A boy’s passage to manhood usually includes making love with a woman. His first confrontation with her nudity is slack-jawed, breathtaking wonderment. Tales in this section, “The Simple Truth of Her,” by John Updike, and “Cool,” by Ron Jones, find guys trying to deal with this first intimate encounter, one all men feverishly wish to get right, but rarely do.
Like the young men in these two stories, American boys are often lost in their first intimacy with a woman, because unlike a girl, whose mother has more likely given her “the talk” by then, guys don’t always hear it from Dad or any man. Some of what my generation of boys thought we knew about sex was locker-room jive. But even a well conceived talk (or talks) would not prepare a boy for the astonishment of being with a girl for the first time.

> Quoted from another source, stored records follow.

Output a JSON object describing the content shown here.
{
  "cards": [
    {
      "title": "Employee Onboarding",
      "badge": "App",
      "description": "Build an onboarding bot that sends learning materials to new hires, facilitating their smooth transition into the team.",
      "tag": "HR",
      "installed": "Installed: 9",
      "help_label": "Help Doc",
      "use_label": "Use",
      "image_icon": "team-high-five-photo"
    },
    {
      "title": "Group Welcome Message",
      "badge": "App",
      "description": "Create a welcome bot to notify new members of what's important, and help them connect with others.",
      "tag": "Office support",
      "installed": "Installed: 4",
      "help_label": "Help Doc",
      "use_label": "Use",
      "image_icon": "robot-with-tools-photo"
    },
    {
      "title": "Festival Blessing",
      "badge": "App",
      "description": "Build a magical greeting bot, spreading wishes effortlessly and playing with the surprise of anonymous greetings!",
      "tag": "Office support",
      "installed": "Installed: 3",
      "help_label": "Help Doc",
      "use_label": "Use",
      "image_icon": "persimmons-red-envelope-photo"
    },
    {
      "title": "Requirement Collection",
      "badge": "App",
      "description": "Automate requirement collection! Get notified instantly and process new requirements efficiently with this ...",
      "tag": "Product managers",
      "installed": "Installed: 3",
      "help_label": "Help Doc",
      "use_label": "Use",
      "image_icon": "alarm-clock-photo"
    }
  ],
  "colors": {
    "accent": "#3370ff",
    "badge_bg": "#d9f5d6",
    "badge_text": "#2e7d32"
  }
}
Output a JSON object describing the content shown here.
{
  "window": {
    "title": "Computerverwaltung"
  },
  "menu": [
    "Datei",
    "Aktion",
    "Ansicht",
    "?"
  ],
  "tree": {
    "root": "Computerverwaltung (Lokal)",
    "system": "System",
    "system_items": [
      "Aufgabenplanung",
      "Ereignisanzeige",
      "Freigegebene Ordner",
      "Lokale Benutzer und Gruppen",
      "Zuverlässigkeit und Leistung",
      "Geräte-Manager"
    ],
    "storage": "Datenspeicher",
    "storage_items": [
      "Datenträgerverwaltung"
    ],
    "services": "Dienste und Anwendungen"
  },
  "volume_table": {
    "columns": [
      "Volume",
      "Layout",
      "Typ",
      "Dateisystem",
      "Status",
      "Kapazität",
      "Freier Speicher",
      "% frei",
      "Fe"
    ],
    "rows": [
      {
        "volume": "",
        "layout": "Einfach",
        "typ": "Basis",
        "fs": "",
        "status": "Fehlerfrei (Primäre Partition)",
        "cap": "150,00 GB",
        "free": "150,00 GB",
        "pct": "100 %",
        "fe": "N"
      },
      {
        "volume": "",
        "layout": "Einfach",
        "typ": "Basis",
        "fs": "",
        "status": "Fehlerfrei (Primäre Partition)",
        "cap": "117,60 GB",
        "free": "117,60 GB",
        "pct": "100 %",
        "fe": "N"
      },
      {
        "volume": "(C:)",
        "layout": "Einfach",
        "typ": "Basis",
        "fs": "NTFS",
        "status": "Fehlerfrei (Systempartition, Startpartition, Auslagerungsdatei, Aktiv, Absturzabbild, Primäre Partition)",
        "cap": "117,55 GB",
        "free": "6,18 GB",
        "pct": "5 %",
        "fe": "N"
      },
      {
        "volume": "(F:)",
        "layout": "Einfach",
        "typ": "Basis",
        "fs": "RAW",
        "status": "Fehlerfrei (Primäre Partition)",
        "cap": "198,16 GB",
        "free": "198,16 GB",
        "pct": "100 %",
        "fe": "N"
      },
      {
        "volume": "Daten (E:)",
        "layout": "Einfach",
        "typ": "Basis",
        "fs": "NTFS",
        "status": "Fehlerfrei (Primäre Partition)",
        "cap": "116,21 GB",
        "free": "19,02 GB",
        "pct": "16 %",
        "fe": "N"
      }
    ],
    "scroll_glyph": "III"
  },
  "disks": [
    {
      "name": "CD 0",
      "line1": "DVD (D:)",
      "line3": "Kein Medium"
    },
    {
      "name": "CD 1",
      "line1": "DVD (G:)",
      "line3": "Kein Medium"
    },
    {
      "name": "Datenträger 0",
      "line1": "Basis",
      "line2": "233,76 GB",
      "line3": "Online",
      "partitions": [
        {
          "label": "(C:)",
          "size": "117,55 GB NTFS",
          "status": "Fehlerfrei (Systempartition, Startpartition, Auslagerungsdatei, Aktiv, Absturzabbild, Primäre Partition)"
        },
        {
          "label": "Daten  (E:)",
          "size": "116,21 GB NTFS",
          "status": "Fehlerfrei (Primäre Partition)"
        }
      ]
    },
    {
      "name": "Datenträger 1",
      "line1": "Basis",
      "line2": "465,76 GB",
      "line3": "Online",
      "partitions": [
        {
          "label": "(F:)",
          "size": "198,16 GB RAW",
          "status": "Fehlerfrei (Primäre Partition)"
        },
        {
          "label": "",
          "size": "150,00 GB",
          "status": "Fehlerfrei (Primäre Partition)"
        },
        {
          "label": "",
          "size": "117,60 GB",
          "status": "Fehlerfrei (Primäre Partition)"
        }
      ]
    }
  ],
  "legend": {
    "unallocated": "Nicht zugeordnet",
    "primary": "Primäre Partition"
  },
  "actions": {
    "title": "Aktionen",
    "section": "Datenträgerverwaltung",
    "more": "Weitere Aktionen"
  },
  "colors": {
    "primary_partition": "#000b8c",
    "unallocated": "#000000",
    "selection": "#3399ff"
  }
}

In Marc Wilder’s story, “Planned Parenthood,” we see a teenage boy trying to do right by his girl and become a better man for her.
Jordan Legg’s “Sharpie Stones” pivots on a teen pregnancy and how the young parents deal with this life dislocation.
John Biesecker’s “April 3rd,” about an abandoned husband with a sick infant, was the most-visited story I posted at the HeartOfAMan.net website. Both men and women had strong reactions to Biesecker’s piece.
Michael Morgan’s “A Premeditated Starving” shows men trying to understand and care for a woman in need. “Men grow quiet when we sense problems peculiar to women,” Morgan writes.
In “It’s Always About the Girl,” Michael Estabrook pursues his sweetheart and acts to protect his interest in her.
These poignant stories are rich with guys’ honest efforts to understand what Jack London termed “the eternal mystery of woman.” By watching men watching women, I hope you will see us more clearly.